Data to use>
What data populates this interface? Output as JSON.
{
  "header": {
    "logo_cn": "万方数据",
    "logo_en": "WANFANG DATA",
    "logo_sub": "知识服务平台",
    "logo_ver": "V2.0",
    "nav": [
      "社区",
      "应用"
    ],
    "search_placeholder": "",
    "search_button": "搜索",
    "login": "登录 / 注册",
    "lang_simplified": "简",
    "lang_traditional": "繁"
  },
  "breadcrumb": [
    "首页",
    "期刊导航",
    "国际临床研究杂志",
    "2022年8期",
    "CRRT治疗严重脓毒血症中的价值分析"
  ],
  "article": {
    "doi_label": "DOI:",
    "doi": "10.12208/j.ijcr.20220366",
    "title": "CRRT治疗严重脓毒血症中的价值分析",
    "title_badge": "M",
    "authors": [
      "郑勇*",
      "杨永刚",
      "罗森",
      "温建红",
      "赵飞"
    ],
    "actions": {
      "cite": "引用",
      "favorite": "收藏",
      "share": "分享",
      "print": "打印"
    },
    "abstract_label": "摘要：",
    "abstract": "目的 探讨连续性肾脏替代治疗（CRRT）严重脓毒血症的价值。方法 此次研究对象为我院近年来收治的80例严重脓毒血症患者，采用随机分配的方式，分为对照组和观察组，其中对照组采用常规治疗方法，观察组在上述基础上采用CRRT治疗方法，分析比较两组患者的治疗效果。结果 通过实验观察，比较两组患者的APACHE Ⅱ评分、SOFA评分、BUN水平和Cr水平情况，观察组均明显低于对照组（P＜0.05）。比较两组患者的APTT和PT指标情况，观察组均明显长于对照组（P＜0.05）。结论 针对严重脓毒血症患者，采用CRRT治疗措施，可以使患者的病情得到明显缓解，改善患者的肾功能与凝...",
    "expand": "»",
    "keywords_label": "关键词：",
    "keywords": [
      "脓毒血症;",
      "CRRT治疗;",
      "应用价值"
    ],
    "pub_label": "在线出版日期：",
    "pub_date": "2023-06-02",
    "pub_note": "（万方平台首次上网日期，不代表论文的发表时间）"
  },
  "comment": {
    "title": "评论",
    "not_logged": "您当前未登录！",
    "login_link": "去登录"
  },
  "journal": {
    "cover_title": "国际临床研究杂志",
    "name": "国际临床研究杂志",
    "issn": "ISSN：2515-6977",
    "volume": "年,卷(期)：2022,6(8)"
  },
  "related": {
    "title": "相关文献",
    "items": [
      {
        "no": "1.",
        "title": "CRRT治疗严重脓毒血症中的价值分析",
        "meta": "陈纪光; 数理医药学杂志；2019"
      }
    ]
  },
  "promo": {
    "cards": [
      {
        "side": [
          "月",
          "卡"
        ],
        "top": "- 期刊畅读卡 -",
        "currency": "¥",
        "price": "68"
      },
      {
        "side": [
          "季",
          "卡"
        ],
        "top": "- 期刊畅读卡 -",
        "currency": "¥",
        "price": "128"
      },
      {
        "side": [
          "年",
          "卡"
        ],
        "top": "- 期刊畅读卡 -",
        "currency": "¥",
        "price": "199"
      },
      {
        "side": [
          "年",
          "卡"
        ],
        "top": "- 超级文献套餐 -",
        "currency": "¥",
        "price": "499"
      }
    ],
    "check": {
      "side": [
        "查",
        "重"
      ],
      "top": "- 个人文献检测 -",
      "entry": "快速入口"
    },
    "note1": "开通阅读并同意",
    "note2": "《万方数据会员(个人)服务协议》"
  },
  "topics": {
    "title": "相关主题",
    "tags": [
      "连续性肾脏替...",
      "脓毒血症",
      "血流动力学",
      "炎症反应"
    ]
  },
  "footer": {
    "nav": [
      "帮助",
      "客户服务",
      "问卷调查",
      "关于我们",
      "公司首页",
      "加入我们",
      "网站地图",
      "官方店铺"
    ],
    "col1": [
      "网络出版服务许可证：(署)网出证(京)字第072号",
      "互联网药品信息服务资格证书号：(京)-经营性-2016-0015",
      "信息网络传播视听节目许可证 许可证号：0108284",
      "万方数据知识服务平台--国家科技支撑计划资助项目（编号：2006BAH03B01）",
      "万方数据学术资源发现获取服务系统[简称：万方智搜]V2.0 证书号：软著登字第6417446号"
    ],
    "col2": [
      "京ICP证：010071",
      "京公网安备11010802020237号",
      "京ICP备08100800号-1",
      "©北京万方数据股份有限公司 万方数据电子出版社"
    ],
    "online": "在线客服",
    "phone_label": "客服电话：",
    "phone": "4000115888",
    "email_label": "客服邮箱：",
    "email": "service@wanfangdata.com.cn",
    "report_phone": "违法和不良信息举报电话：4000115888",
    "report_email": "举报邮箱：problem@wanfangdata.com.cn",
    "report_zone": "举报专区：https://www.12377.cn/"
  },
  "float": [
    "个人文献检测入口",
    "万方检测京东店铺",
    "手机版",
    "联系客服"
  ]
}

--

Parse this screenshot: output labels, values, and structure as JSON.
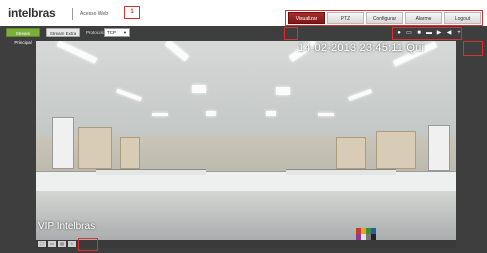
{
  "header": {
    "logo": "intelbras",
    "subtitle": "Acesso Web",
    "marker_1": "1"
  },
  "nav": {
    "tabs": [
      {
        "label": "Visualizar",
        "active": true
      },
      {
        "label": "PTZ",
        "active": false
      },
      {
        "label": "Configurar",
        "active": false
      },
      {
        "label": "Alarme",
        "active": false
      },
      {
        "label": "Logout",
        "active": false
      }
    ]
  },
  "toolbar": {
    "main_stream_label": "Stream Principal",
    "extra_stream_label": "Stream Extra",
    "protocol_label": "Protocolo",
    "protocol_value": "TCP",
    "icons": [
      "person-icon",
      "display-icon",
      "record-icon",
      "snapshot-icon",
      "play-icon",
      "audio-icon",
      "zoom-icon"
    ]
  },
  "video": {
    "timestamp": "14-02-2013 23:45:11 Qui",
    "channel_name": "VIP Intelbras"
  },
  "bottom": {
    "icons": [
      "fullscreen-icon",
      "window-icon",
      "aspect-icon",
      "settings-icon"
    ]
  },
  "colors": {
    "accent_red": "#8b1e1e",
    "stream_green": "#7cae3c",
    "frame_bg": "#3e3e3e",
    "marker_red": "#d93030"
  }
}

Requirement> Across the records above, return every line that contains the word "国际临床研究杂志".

Result of this task>
    "国际临床研究杂志",
    "cover_title": "国际临床研究杂志",
    "name": "国际临床研究杂志",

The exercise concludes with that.